What needs to be done: Each entry below is to be returned exactly, with any pictures left out.

===== Extracted data

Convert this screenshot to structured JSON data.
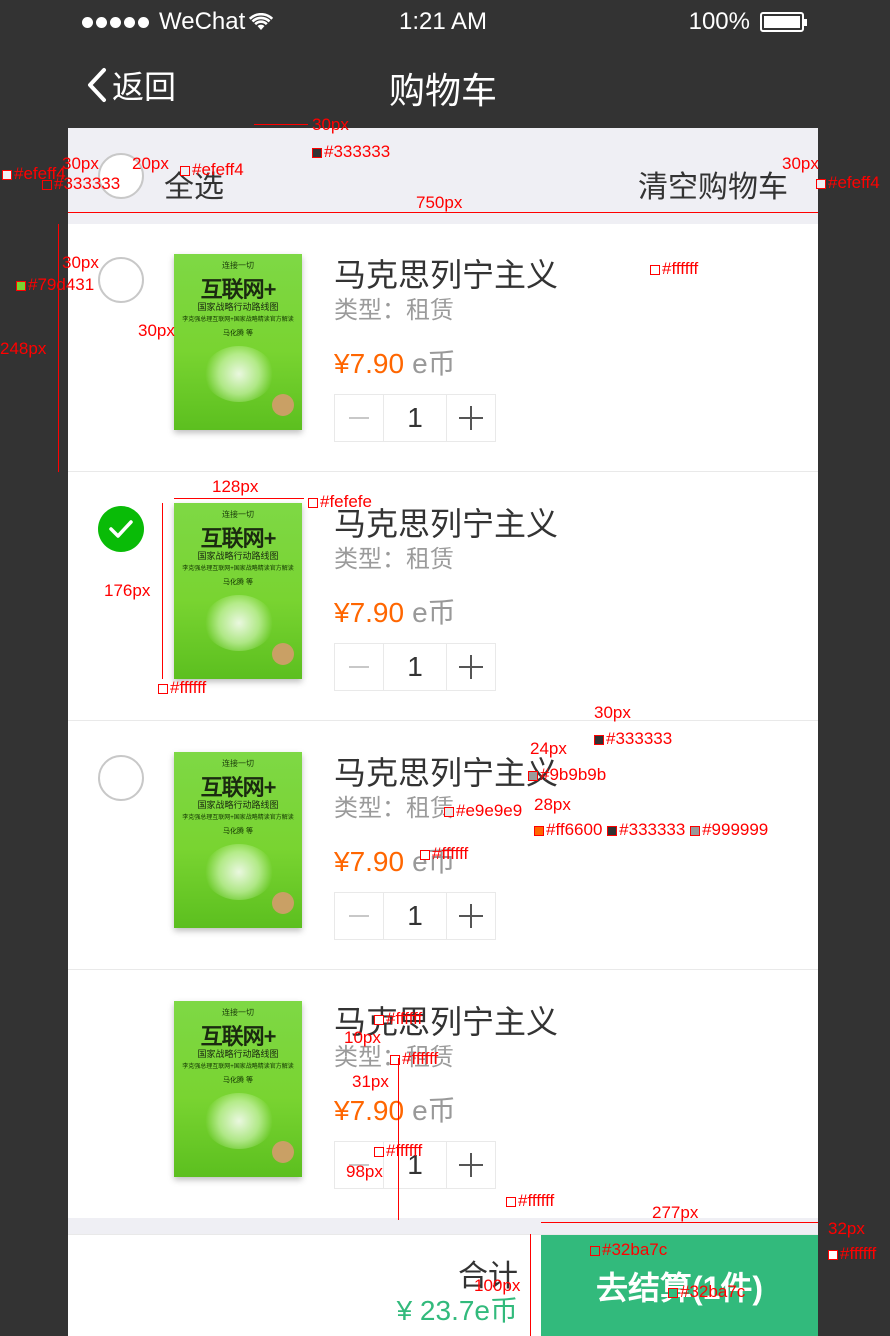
{
  "status_bar": {
    "carrier": "WeChat",
    "time": "1:21 AM",
    "battery": "100%"
  },
  "nav": {
    "back_label": "返回",
    "title": "购物车"
  },
  "select_bar": {
    "select_all_label": "全选",
    "clear_label": "清空购物车"
  },
  "items": [
    {
      "name": "马克思列宁主义",
      "type_label": "类型：租赁",
      "price": "¥7.90",
      "unit": "e币",
      "quantity": "1",
      "selected": false,
      "cover": {
        "small": "连接一切",
        "title": "互联网+",
        "subtitle": "国家战略行动路线图",
        "line": "李克强总理互联网+国家战略精读官方解读",
        "author": "马化腾 等"
      }
    },
    {
      "name": "马克思列宁主义",
      "type_label": "类型：租赁",
      "price": "¥7.90",
      "unit": "e币",
      "quantity": "1",
      "selected": true,
      "cover": {
        "small": "连接一切",
        "title": "互联网+",
        "subtitle": "国家战略行动路线图",
        "line": "李克强总理互联网+国家战略精读官方解读",
        "author": "马化腾 等"
      }
    },
    {
      "name": "马克思列宁主义",
      "type_label": "类型：租赁",
      "price": "¥7.90",
      "unit": "e币",
      "quantity": "1",
      "selected": false,
      "cover": {
        "small": "连接一切",
        "title": "互联网+",
        "subtitle": "国家战略行动路线图",
        "line": "李克强总理互联网+国家战略精读官方解读",
        "author": "马化腾 等"
      }
    },
    {
      "name": "马克思列宁主义",
      "type_label": "类型：租赁",
      "price": "¥7.90",
      "unit": "e币",
      "quantity": "1",
      "selected": null,
      "cover": {
        "small": "连接一切",
        "title": "互联网+",
        "subtitle": "国家战略行动路线图",
        "line": "李克强总理互联网+国家战略精读官方解读",
        "author": "马化腾 等"
      }
    }
  ],
  "footer": {
    "total_label": "合计",
    "total_value": "¥ 23.7e币",
    "checkout_label": "去结算(1件)"
  },
  "colors": {
    "nav_bg": "#333333",
    "page_gray": "#efeff4",
    "price": "#ff6600",
    "accent_green": "#32ba7c",
    "check_green": "#09bb07",
    "divider": "#e9e9e9",
    "type_text": "#9b9b9b",
    "unit_text": "#999999",
    "cover_green": "#79d431"
  },
  "annotations": [
    "30px",
    "#333333",
    "30px",
    "20px",
    "#efeff4",
    "#efeff4",
    "#333333",
    "30px",
    "#efeff4",
    "750px",
    "30px",
    "#ffffff",
    "#79d431",
    "#ffffff",
    "30px",
    "248px",
    "128px",
    "#fefefe",
    "176px",
    "#ffffff",
    "30px",
    "#333333",
    "24px",
    "#ffffff",
    "#9b9b9b",
    "#e9e9e9",
    "28px",
    "#ff6600",
    "#333333",
    "#999999",
    "#ffffff",
    "#ffffff",
    "10px",
    "#ffffff",
    "31px",
    "#ffffff",
    "98px",
    "#ffffff",
    "277px",
    "32px",
    "#ffffff",
    "#32ba7c",
    "100px",
    "#32ba7c"
  ]
}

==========

Exercise solution:
Convert this screenshot to structured JSON data.
{
  "status_bar": {
    "carrier": "WeChat",
    "time": "1:21 AM",
    "battery": "100%"
  },
  "nav": {
    "back_label": "返回",
    "title": "购物车"
  },
  "select_bar": {
    "select_all_label": "全选",
    "clear_label": "清空购物车"
  },
  "items": [
    {
      "name": "马克思列宁主义",
      "type_label": "类型：租赁",
      "price": "¥7.90",
      "unit": "e币",
      "quantity": "1",
      "selected": false,
      "cover": {
        "small": "连接一切",
        "title": "互联网+",
        "subtitle": "国家战略行动路线图",
        "line": "李克强总理互联网+国家战略精读官方解读",
        "author": "马化腾 等"
      }
    },
    {
      "name": "马克思列宁主义",
      "type_label": "类型：租赁",
      "price": "¥7.90",
      "unit": "e币",
      "quantity": "1",
      "selected": true,
      "cover": {
        "small": "连接一切",
        "title": "互联网+",
        "subtitle": "国家战略行动路线图",
        "line": "李克强总理互联网+国家战略精读官方解读",
        "author": "马化腾 等"
      }
    },
    {
      "name": "马克思列宁主义",
      "type_label": "类型：租赁",
      "price": "¥7.90",
      "unit": "e币",
      "quantity": "1",
      "selected": false,
      "cover": {
        "small": "连接一切",
        "title": "互联网+",
        "subtitle": "国家战略行动路线图",
        "line": "李克强总理互联网+国家战略精读官方解读",
        "author": "马化腾 等"
      }
    },
    {
      "name": "马克思列宁主义",
      "type_label": "类型：租赁",
      "price": "¥7.90",
      "unit": "e币",
      "quantity": "1",
      "selected": null,
      "cover": {
        "small": "连接一切",
        "title": "互联网+",
        "subtitle": "国家战略行动路线图",
        "line": "李克强总理互联网+国家战略精读官方解读",
        "author": "马化腾 等"
      }
    }
  ],
  "footer": {
    "total_label": "合计",
    "total_value": "¥ 23.7e币",
    "checkout_label": "去结算(1件)"
  },
  "colors": {
    "nav_bg": "#333333",
    "page_gray": "#efeff4",
    "price": "#ff6600",
    "accent_green": "#32ba7c",
    "check_green": "#09bb07",
    "divider": "#e9e9e9",
    "type_text": "#9b9b9b",
    "unit_text": "#999999",
    "cover_green": "#79d431"
  },
  "annotations": [
    "30px",
    "#333333",
    "30px",
    "20px",
    "#efeff4",
    "#efeff4",
    "#333333",
    "30px",
    "#efeff4",
    "750px",
    "30px",
    "#ffffff",
    "#79d431",
    "#ffffff",
    "30px",
    "248px",
    "128px",
    "#fefefe",
    "176px",
    "#ffffff",
    "30px",
    "#333333",
    "24px",
    "#ffffff",
    "#9b9b9b",
    "#e9e9e9",
    "28px",
    "#ff6600",
    "#333333",
    "#999999",
    "#ffffff",
    "#ffffff",
    "10px",
    "#ffffff",
    "31px",
    "#ffffff",
    "98px",
    "#ffffff",
    "277px",
    "32px",
    "#ffffff",
    "#32ba7c",
    "100px",
    "#32ba7c"
  ]
}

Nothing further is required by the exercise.